-- Records for this exercise follows --

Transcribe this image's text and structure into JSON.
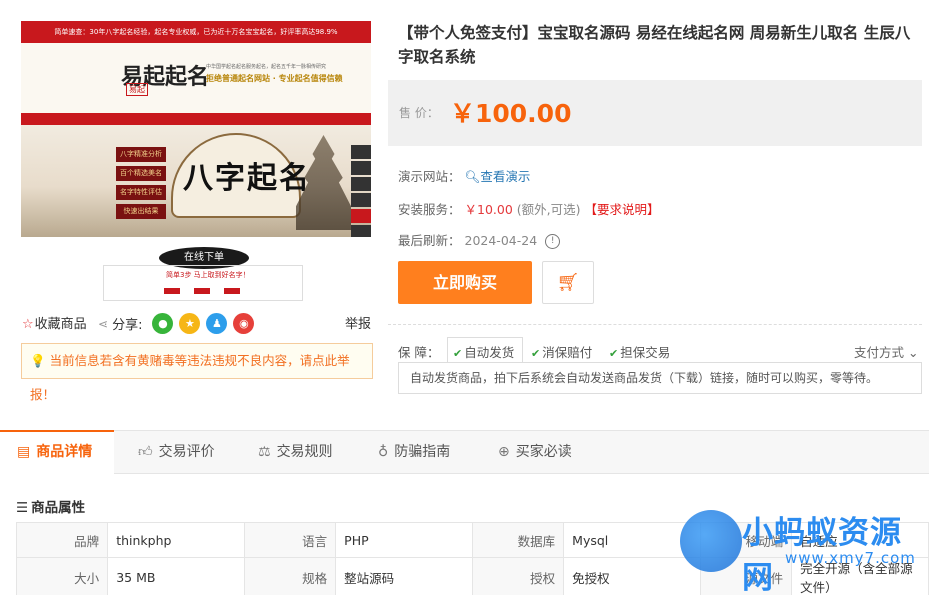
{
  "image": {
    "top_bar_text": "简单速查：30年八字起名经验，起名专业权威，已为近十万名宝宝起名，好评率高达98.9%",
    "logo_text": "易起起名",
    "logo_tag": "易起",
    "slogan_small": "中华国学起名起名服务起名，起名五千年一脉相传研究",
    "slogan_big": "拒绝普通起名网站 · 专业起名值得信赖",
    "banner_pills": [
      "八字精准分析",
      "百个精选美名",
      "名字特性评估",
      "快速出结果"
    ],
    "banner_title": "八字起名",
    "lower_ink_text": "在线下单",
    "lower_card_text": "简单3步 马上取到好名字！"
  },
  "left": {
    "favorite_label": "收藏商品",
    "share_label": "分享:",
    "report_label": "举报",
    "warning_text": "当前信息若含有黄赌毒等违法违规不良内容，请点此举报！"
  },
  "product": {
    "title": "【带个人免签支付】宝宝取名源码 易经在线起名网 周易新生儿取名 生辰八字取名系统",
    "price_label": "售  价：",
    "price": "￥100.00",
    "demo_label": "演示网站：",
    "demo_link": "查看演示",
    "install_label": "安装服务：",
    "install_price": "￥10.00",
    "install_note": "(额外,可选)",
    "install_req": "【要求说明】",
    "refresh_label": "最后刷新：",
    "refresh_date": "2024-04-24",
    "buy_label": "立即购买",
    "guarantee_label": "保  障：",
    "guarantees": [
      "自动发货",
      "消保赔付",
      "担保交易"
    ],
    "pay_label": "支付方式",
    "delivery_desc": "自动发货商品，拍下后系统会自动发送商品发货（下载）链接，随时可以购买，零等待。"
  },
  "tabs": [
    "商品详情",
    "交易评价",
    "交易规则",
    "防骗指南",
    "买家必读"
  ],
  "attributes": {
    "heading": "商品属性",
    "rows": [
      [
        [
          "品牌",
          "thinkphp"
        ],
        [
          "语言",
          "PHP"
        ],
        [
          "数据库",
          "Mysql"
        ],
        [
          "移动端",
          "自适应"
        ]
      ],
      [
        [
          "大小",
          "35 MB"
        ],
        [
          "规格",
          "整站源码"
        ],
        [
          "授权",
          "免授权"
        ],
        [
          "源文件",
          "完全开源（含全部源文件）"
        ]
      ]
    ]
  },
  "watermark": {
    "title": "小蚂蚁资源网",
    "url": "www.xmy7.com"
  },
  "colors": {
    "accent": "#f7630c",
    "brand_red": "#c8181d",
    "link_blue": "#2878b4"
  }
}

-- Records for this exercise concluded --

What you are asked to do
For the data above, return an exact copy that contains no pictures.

Problem solution
Transcribe this image's text and structure into JSON.
{
  "image": {
    "top_bar_text": "简单速查：30年八字起名经验，起名专业权威，已为近十万名宝宝起名，好评率高达98.9%",
    "logo_text": "易起起名",
    "logo_tag": "易起",
    "slogan_small": "中华国学起名起名服务起名，起名五千年一脉相传研究",
    "slogan_big": "拒绝普通起名网站 · 专业起名值得信赖",
    "banner_pills": [
      "八字精准分析",
      "百个精选美名",
      "名字特性评估",
      "快速出结果"
    ],
    "banner_title": "八字起名",
    "lower_ink_text": "在线下单",
    "lower_card_text": "简单3步 马上取到好名字！"
  },
  "left": {
    "favorite_label": "收藏商品",
    "share_label": "分享:",
    "report_label": "举报",
    "warning_text": "当前信息若含有黄赌毒等违法违规不良内容，请点此举报！"
  },
  "product": {
    "title": "【带个人免签支付】宝宝取名源码 易经在线起名网 周易新生儿取名 生辰八字取名系统",
    "price_label": "售  价：",
    "price": "￥100.00",
    "demo_label": "演示网站：",
    "demo_link": "查看演示",
    "install_label": "安装服务：",
    "install_price": "￥10.00",
    "install_note": "(额外,可选)",
    "install_req": "【要求说明】",
    "refresh_label": "最后刷新：",
    "refresh_date": "2024-04-24",
    "buy_label": "立即购买",
    "guarantee_label": "保  障：",
    "guarantees": [
      "自动发货",
      "消保赔付",
      "担保交易"
    ],
    "pay_label": "支付方式",
    "delivery_desc": "自动发货商品，拍下后系统会自动发送商品发货（下载）链接，随时可以购买，零等待。"
  },
  "tabs": [
    "商品详情",
    "交易评价",
    "交易规则",
    "防骗指南",
    "买家必读"
  ],
  "attributes": {
    "heading": "商品属性",
    "rows": [
      [
        [
          "品牌",
          "thinkphp"
        ],
        [
          "语言",
          "PHP"
        ],
        [
          "数据库",
          "Mysql"
        ],
        [
          "移动端",
          "自适应"
        ]
      ],
      [
        [
          "大小",
          "35 MB"
        ],
        [
          "规格",
          "整站源码"
        ],
        [
          "授权",
          "免授权"
        ],
        [
          "源文件",
          "完全开源（含全部源文件）"
        ]
      ]
    ]
  },
  "watermark": {
    "title": "小蚂蚁资源网",
    "url": "www.xmy7.com"
  },
  "colors": {
    "accent": "#f7630c",
    "brand_red": "#c8181d",
    "link_blue": "#2878b4"
  }
}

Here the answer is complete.